Among those colleagues was Maya Kodnani, Gujarat’s minister for women and child development until 2009, who was later given a life sentence for organising a massacre in 2002. (The Gujarat High Court granted bail to Kodnani in 2014, shortly after Modi became prime minister, and acquitted her last year.) But, Mehta, says the survey, added: “You can also look at them and wonder why so many Congress cabinet ministers still have not been made to answer for 1984” — when Congress leaders led anti-Sikh pogroms in Delhi. “The point is not to use 1984 to politically exonerate Modi. The point is that it is hard to attack evil when we so widely condone it in other contexts.”
This was a roundabout way, according to Caravan, of saying what Modi’s defenders have always said when confronted with his bloody legacy — that all those who point it out are Congress minions. Mehta wrote that “those worried about Modi need to set their own house in order”, and that “attacks on him have a self-incriminating quality”. The apparent suggestion, according to the survey, was that it was best not to criticise Modi at all. This approach also ignored the fact that Modi’s critics included people who had long condemned the Congress’s evasion of responsibility for 1984.
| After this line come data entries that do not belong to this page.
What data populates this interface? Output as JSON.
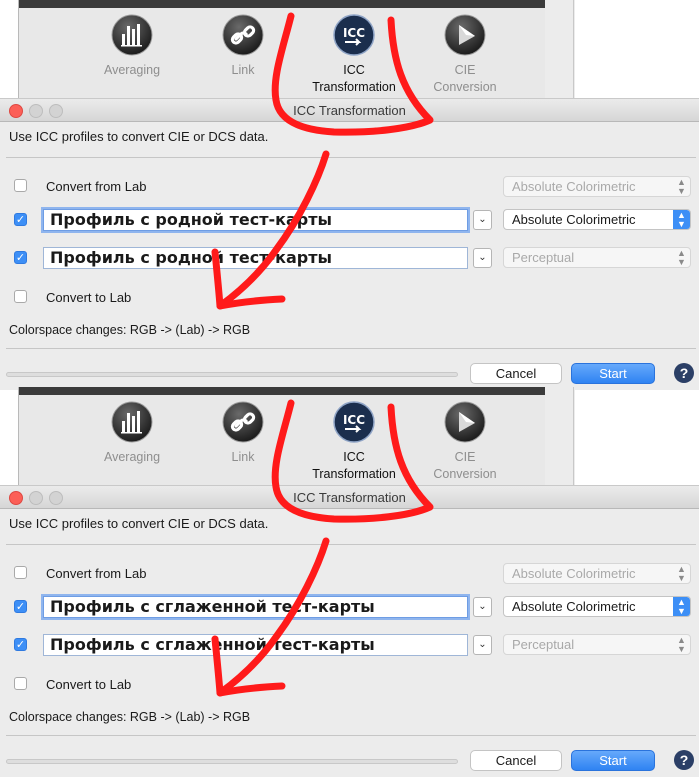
{
  "colors": {
    "accent": "#3d8ff6",
    "annotation": "#ff0000",
    "close": "#fc5f57",
    "help": "#2b3f66"
  },
  "toolbar": {
    "items": [
      {
        "label": "Averaging",
        "icon": "histogram-icon"
      },
      {
        "label": "Link",
        "icon": "chain-link-icon"
      },
      {
        "label": "ICC\nTransformation",
        "icon": "icc-icon"
      },
      {
        "label": "CIE\nConversion",
        "icon": "prism-icon"
      }
    ]
  },
  "screens": [
    {
      "window_title": "ICC Transformation",
      "description": "Use ICC profiles to convert CIE or DCS data.",
      "convert_from_lab": {
        "label": "Convert from Lab",
        "checked": false,
        "intent": "Absolute Colorimetric"
      },
      "source_profile": {
        "value": "Профиль с родной тест-карты",
        "checked": true,
        "intent": "Absolute Colorimetric"
      },
      "dest_profile": {
        "value": "Профиль с родной тест-карты",
        "checked": true,
        "intent": "Perceptual"
      },
      "convert_to_lab": {
        "label": "Convert to Lab",
        "checked": false
      },
      "colorspace": "Colorspace changes: RGB -> (Lab) -> RGB",
      "cancel_label": "Cancel",
      "start_label": "Start",
      "help_label": "?"
    },
    {
      "window_title": "ICC Transformation",
      "description": "Use ICC profiles to convert CIE or DCS data.",
      "convert_from_lab": {
        "label": "Convert from Lab",
        "checked": false,
        "intent": "Absolute Colorimetric"
      },
      "source_profile": {
        "value": "Профиль с сглаженной тест-карты",
        "checked": true,
        "intent": "Absolute Colorimetric"
      },
      "dest_profile": {
        "value": "Профиль с сглаженной тест-карты",
        "checked": true,
        "intent": "Perceptual"
      },
      "convert_to_lab": {
        "label": "Convert to Lab",
        "checked": false
      },
      "colorspace": "Colorspace changes: RGB -> (Lab) -> RGB",
      "cancel_label": "Cancel",
      "start_label": "Start",
      "help_label": "?"
    }
  ]
}
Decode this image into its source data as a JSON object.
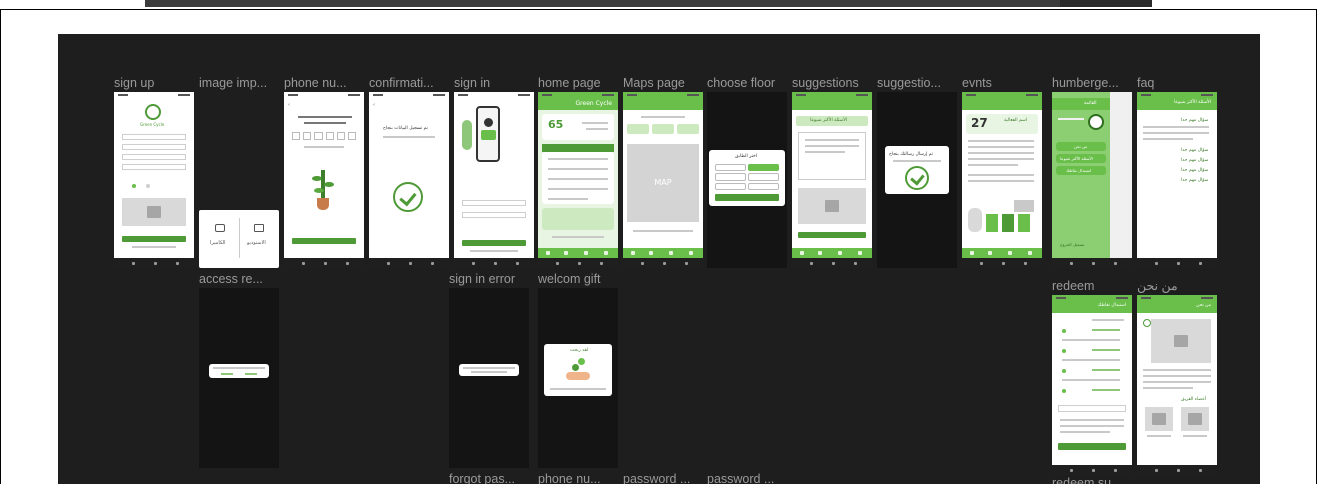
{
  "frames": {
    "sign_up": "sign up",
    "image_imp": "image imp...",
    "phone_nu": "phone nu...",
    "confirmati": "confirmati...",
    "sign_in": "sign in",
    "home_page": "home page",
    "maps_page": "Maps page",
    "choose_floor": "choose floor",
    "suggestions": "suggestions",
    "suggestio": "suggestio...",
    "evnts": "evnts",
    "humberge": "humberge...",
    "faq": "faq",
    "access_re": "access re...",
    "sign_in_error": "sign in error",
    "welcom_gift": "welcom gift",
    "redeem": "redeem",
    "about_us": "من نحن",
    "forgot_pas": "forgot pas...",
    "phone_nu_2": "phone nu...",
    "password_1": "password ...",
    "password_2": "password ...",
    "redeem_su": "redeem su..."
  },
  "screens": {
    "app_name": "Green Cycle",
    "home_points": "65",
    "events_day": "27",
    "map_label": "MAP",
    "image_import_options": [
      "الكاميرا",
      "الاستوديو"
    ],
    "humberger_menu_title": "القائمة",
    "humberger_items": [
      "من نحن",
      "الأسئلة الأكثر شيوعا",
      "استبدال نقاطك"
    ],
    "humberger_logout": "تسجيل الخروج",
    "faq_title": "الأسئلة الأكثر شيوعا",
    "faq_items": [
      "سؤال مهم جدا",
      "سؤال مهم جدا",
      "سؤال مهم جدا",
      "سؤال مهم جدا",
      "سؤال مهم جدا"
    ],
    "redeem_title": "استبدال نقاطك",
    "about_title": "من نحن",
    "about_team": "أعضاء الفريق",
    "suggestions_faq": "الأسئلة الأكثر شيوعا",
    "welcome_gift_title": "لقد ربحت",
    "events_title": "اسم الفعالية",
    "confirm_text": "تم تسجيل البيانات بنجاح",
    "suggestion_sent": "تم إرسال رسالتك بنجاح",
    "choose_floor_title": "اختر الطابق"
  },
  "colors": {
    "canvas": "#1e1e1e",
    "brand_green": "#6abf4b",
    "dark_green": "#4e9a36",
    "frame_label": "#9a9a9a"
  }
}
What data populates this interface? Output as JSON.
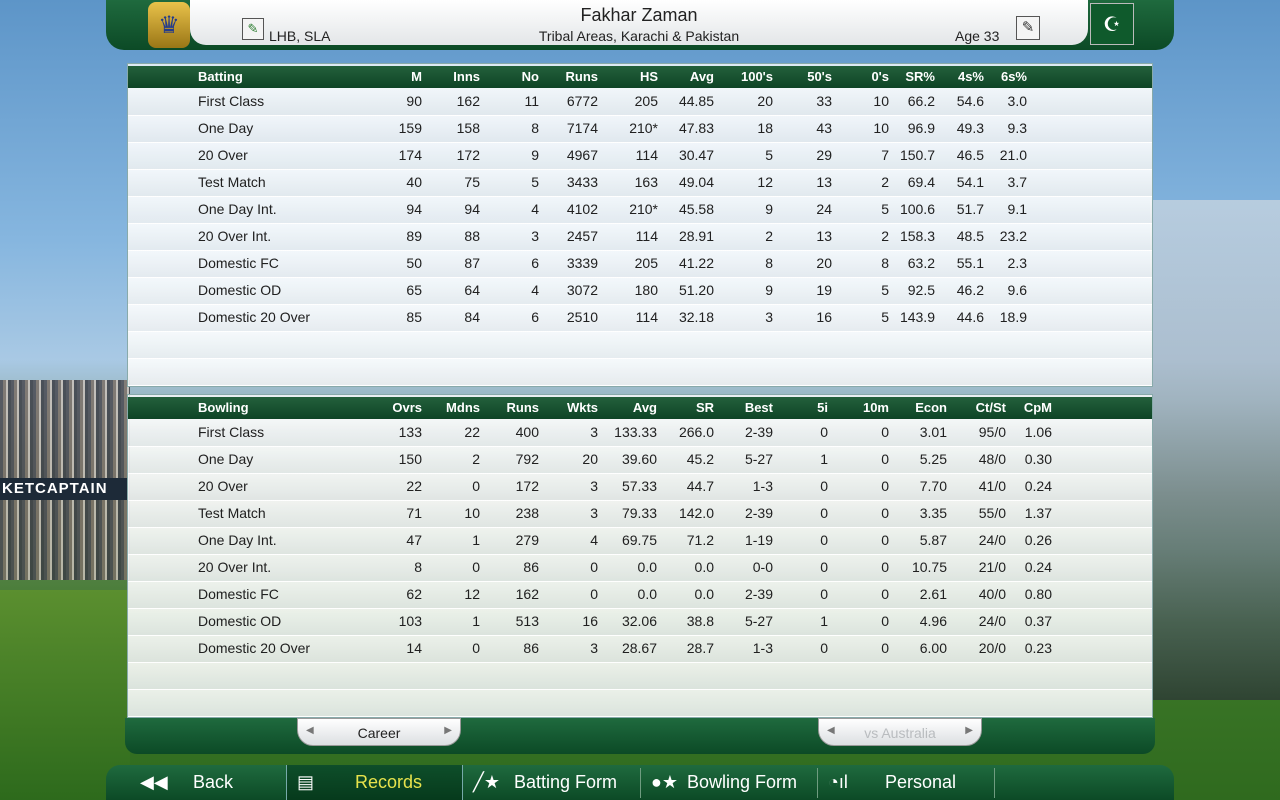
{
  "header": {
    "player_name": "Fakhar Zaman",
    "bat_info": "LHB, SLA",
    "region": "Tribal Areas, Karachi & Pakistan",
    "age": "Age 33",
    "crest_icon": "crown-icon",
    "flag_icon": "pakistan-flag-icon"
  },
  "batting": {
    "headers": [
      "Batting",
      "M",
      "Inns",
      "No",
      "Runs",
      "HS",
      "Avg",
      "100's",
      "50's",
      "0's",
      "SR%",
      "4s%",
      "6s%"
    ],
    "rows": [
      [
        "First Class",
        "90",
        "162",
        "11",
        "6772",
        "205",
        "44.85",
        "20",
        "33",
        "10",
        "66.2",
        "54.6",
        "3.0"
      ],
      [
        "One Day",
        "159",
        "158",
        "8",
        "7174",
        "210*",
        "47.83",
        "18",
        "43",
        "10",
        "96.9",
        "49.3",
        "9.3"
      ],
      [
        "20 Over",
        "174",
        "172",
        "9",
        "4967",
        "114",
        "30.47",
        "5",
        "29",
        "7",
        "150.7",
        "46.5",
        "21.0"
      ],
      [
        "Test Match",
        "40",
        "75",
        "5",
        "3433",
        "163",
        "49.04",
        "12",
        "13",
        "2",
        "69.4",
        "54.1",
        "3.7"
      ],
      [
        "One Day Int.",
        "94",
        "94",
        "4",
        "4102",
        "210*",
        "45.58",
        "9",
        "24",
        "5",
        "100.6",
        "51.7",
        "9.1"
      ],
      [
        "20 Over Int.",
        "89",
        "88",
        "3",
        "2457",
        "114",
        "28.91",
        "2",
        "13",
        "2",
        "158.3",
        "48.5",
        "23.2"
      ],
      [
        "Domestic FC",
        "50",
        "87",
        "6",
        "3339",
        "205",
        "41.22",
        "8",
        "20",
        "8",
        "63.2",
        "55.1",
        "2.3"
      ],
      [
        "Domestic OD",
        "65",
        "64",
        "4",
        "3072",
        "180",
        "51.20",
        "9",
        "19",
        "5",
        "92.5",
        "46.2",
        "9.6"
      ],
      [
        "Domestic 20 Over",
        "85",
        "84",
        "6",
        "2510",
        "114",
        "32.18",
        "3",
        "16",
        "5",
        "143.9",
        "44.6",
        "18.9"
      ]
    ]
  },
  "bowling": {
    "headers": [
      "Bowling",
      "Ovrs",
      "Mdns",
      "Runs",
      "Wkts",
      "Avg",
      "SR",
      "Best",
      "5i",
      "10m",
      "Econ",
      "Ct/St",
      "CpM"
    ],
    "rows": [
      [
        "First Class",
        "133",
        "22",
        "400",
        "3",
        "133.33",
        "266.0",
        "2-39",
        "0",
        "0",
        "3.01",
        "95/0",
        "1.06"
      ],
      [
        "One Day",
        "150",
        "2",
        "792",
        "20",
        "39.60",
        "45.2",
        "5-27",
        "1",
        "0",
        "5.25",
        "48/0",
        "0.30"
      ],
      [
        "20 Over",
        "22",
        "0",
        "172",
        "3",
        "57.33",
        "44.7",
        "1-3",
        "0",
        "0",
        "7.70",
        "41/0",
        "0.24"
      ],
      [
        "Test Match",
        "71",
        "10",
        "238",
        "3",
        "79.33",
        "142.0",
        "2-39",
        "0",
        "0",
        "3.35",
        "55/0",
        "1.37"
      ],
      [
        "One Day Int.",
        "47",
        "1",
        "279",
        "4",
        "69.75",
        "71.2",
        "1-19",
        "0",
        "0",
        "5.87",
        "24/0",
        "0.26"
      ],
      [
        "20 Over Int.",
        "8",
        "0",
        "86",
        "0",
        "0.0",
        "0.0",
        "0-0",
        "0",
        "0",
        "10.75",
        "21/0",
        "0.24"
      ],
      [
        "Domestic FC",
        "62",
        "12",
        "162",
        "0",
        "0.0",
        "0.0",
        "2-39",
        "0",
        "0",
        "2.61",
        "40/0",
        "0.80"
      ],
      [
        "Domestic OD",
        "103",
        "1",
        "513",
        "16",
        "32.06",
        "38.8",
        "5-27",
        "1",
        "0",
        "4.96",
        "24/0",
        "0.37"
      ],
      [
        "Domestic 20 Over",
        "14",
        "0",
        "86",
        "3",
        "28.67",
        "28.7",
        "1-3",
        "0",
        "0",
        "6.00",
        "20/0",
        "0.23"
      ]
    ]
  },
  "selectors": {
    "career": "Career",
    "opponent": "vs Australia"
  },
  "background": {
    "board_text": "KETCAPTAIN"
  },
  "nav": {
    "back": "Back",
    "records": "Records",
    "batting_form": "Batting Form",
    "bowling_form": "Bowling Form",
    "personal": "Personal"
  },
  "colors": {
    "header_green": "#0c4a26",
    "records_highlight": "#e7e34c"
  }
}
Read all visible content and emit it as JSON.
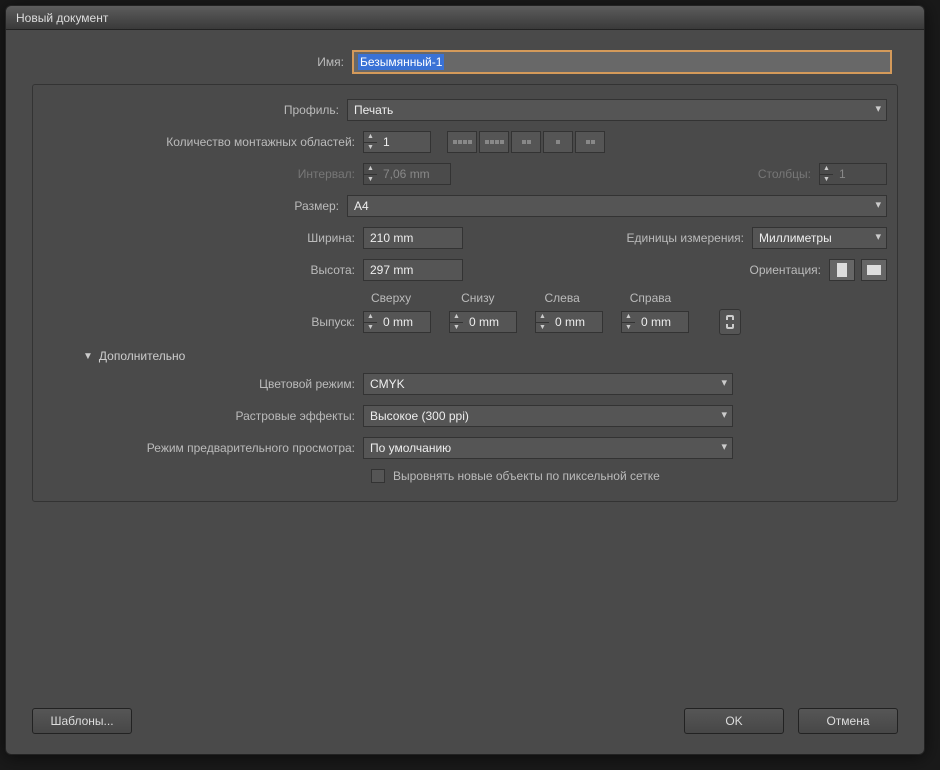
{
  "window": {
    "title": "Новый документ"
  },
  "form": {
    "name_label": "Имя:",
    "name_value": "Безымянный-1",
    "profile_label": "Профиль:",
    "profile_value": "Печать",
    "artboards_label": "Количество монтажных областей:",
    "artboards_value": "1",
    "spacing_label": "Интервал:",
    "spacing_value": "7,06 mm",
    "columns_label": "Столбцы:",
    "columns_value": "1",
    "size_label": "Размер:",
    "size_value": "A4",
    "width_label": "Ширина:",
    "width_value": "210 mm",
    "height_label": "Высота:",
    "height_value": "297 mm",
    "units_label": "Единицы измерения:",
    "units_value": "Миллиметры",
    "orientation_label": "Ориентация:",
    "bleed_label": "Выпуск:",
    "bleed_top_label": "Сверху",
    "bleed_bottom_label": "Снизу",
    "bleed_left_label": "Слева",
    "bleed_right_label": "Справа",
    "bleed_top": "0 mm",
    "bleed_bottom": "0 mm",
    "bleed_left": "0 mm",
    "bleed_right": "0 mm",
    "advanced_label": "Дополнительно",
    "color_mode_label": "Цветовой режим:",
    "color_mode_value": "CMYK",
    "raster_label": "Растровые эффекты:",
    "raster_value": "Высокое (300 ppi)",
    "preview_label": "Режим предварительного просмотра:",
    "preview_value": "По умолчанию",
    "align_grid_label": "Выровнять новые объекты по пиксельной сетке"
  },
  "buttons": {
    "templates": "Шаблоны...",
    "ok": "OK",
    "cancel": "Отмена"
  }
}
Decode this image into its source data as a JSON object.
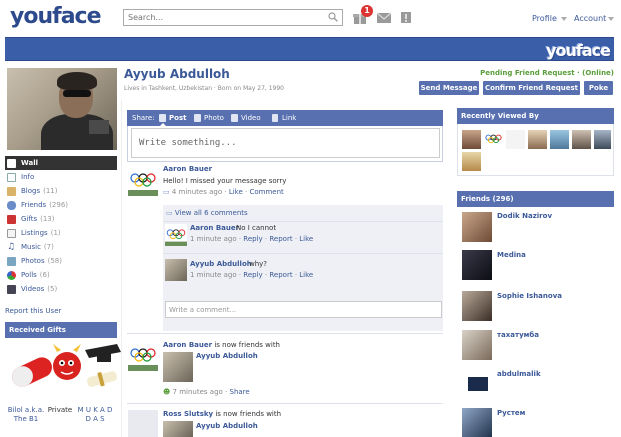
{
  "topbar": {
    "logo": "youface",
    "search_placeholder": "Search...",
    "notifications_count": "1",
    "profile_link": "Profile",
    "account_link": "Account"
  },
  "banner": {
    "logo": "youface"
  },
  "profile": {
    "name": "Ayyub Abdulloh",
    "info": "Lives in Tashkent, Uzbekistan · Born on May 27, 1990",
    "pending": "Pending Friend Request · (Online)",
    "buttons": {
      "send_message": "Send Message",
      "confirm": "Confirm Friend Request",
      "poke": "Poke"
    }
  },
  "menu": {
    "items": [
      {
        "label": "Wall",
        "count": ""
      },
      {
        "label": "Info",
        "count": ""
      },
      {
        "label": "Blogs",
        "count": "(11)"
      },
      {
        "label": "Friends",
        "count": "(296)"
      },
      {
        "label": "Gifts",
        "count": "(13)"
      },
      {
        "label": "Listings",
        "count": "(1)"
      },
      {
        "label": "Music",
        "count": "(7)"
      },
      {
        "label": "Photos",
        "count": "(58)"
      },
      {
        "label": "Polls",
        "count": "(6)"
      },
      {
        "label": "Videos",
        "count": "(5)"
      }
    ],
    "report": "Report this User"
  },
  "gifts": {
    "title": "Received Gifts",
    "labels": [
      "Bilol a.k.a. The B1",
      "Private",
      "M U K A D D A S"
    ]
  },
  "share": {
    "label": "Share:",
    "post": "Post",
    "photo": "Photo",
    "video": "Video",
    "link": "Link",
    "placeholder": "Write something..."
  },
  "feed": {
    "post1": {
      "author": "Aaron Bauer",
      "text": "Hello! I missed your message sorry",
      "time": "4 minutes ago",
      "like": "Like",
      "comment": "Comment",
      "view_all": "View all 6 comments",
      "comments": [
        {
          "author": "Aaron Bauer",
          "text": "No I cannot",
          "time": "1 minute ago",
          "reply": "Reply",
          "report": "Report",
          "like": "Like"
        },
        {
          "author": "Ayyub Abdulloh",
          "text": "why?",
          "time": "1 minute ago",
          "reply": "Reply",
          "report": "Report",
          "like": "Like"
        }
      ],
      "comment_placeholder": "Write a comment..."
    },
    "post2": {
      "author": "Aaron Bauer",
      "text": "is now friends with",
      "friend": "Ayyub Abdulloh",
      "time": "7 minutes ago",
      "share": "Share"
    },
    "post3": {
      "author": "Ross Slutsky",
      "text": "is now friends with",
      "friend": "Ayyub Abdulloh"
    }
  },
  "recent": {
    "title": "Recently Viewed By"
  },
  "friends": {
    "title": "Friends (296)",
    "list": [
      "Dodik Nazirov",
      "Medina",
      "Sophie Ishanova",
      "тахатумба",
      "abdulmalik",
      "Рустем"
    ]
  }
}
The magazine quotes a number of other intellectuals who switched sides. One counts this as a blessing when the largest left party has taken leave of its senses to oppose Mamata Banerjee. It sees her as a legitimate target with the BJP if not worse.
There is intellectual wrangling between the CPI-M and CPI-ML about the strategy in West Bengal. The CPI-ML has opposed the CPI-M’s decision to fight Mamata Banerjee. The two communist parties had been together in the Bihar fray with Lalu Yadav, and they did quite well for themselves as a united opposition to the BJP. At one point the CPI-M and Mehta seem to speak in a similar voice. “We are not on the high tide of fascism,” Mehta reassured his readers not too long ago. “It is more about a complicated country feeling its way through difficult times, fed up with old power structures. The ‘F’ word has become a substitute for real thinking.”
In August 2014, Ashutosh Varshney, an Indian professor at Brown University, hailed Modi for being “pragmatic” rather than dogmatic on Hindu nationalism. Varshney, who has since changed his position, conceded, according to Caravan’s survey of intellectuals switching sides, that the RSS “will get personnel representation, especially in the party and in cultural and educational institutions”, but, he reassured readers, so long as Modi maintained his authority “it will not be able to dictate larger policy, economic or cultural”. It’s become difficult to tell the left, liberal and right from each other.
The writer is Dawn’s correspondent in Delhi.
Published in Dawn, March 23rd, 2021